But instead, I keep to myself, doing my damndest to make sure people aren’t let in too much about what’s going on in my life or in my head, keeping a facade of cool and “normal” so that my friends or acquaintances won’t pry further or worry. Juggling this absurd notion of wanting to be there for them to open up to but also wanting to keep myself closed off, and then giving in to the notions that people don’t care enough about me, even though I know that I’ve done my best to shut them out.

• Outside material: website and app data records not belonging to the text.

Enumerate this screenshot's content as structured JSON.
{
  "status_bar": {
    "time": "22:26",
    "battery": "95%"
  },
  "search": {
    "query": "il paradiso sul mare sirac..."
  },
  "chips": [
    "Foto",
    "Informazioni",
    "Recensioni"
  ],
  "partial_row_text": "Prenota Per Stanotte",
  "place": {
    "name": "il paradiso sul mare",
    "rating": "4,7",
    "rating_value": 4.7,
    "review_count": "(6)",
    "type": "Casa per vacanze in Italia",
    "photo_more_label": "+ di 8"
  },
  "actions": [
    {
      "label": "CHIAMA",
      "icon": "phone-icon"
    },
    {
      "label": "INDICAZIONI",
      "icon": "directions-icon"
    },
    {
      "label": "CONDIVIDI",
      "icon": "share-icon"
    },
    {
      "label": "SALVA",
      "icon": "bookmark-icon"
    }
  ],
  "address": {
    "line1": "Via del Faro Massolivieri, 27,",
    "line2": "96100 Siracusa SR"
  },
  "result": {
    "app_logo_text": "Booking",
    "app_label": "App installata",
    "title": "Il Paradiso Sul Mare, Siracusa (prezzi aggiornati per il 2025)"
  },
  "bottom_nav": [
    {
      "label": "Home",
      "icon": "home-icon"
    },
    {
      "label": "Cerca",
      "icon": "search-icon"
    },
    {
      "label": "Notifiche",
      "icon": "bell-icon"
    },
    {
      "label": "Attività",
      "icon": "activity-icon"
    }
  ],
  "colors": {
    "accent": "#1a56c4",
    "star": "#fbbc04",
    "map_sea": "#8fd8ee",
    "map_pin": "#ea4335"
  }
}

It’s time to end that. It’s time to be as open IRL as I can be behind a keyboard, to just say, “Hey, I’m not doing this because I need to give my brain a break,” or “I’m taking these steps to be mentally well and even if I don’t want to talk about it too much further, I hope you understand and will support me.”

I can also hope that all of those people will just read this article and get the jist, too. Meanwhile, I’ll continue to take the actions needed for my well-being, including not only practicing—but truly believing in—those talking points. Even if it’s just by saying them all out loud to myself; giving them words gives them power. And yes, the spoken words are important, but that doesn’t mean the written ones fall by the wayside. Maybe this will be the kick in the pants I need to make the changes I want to see in myself.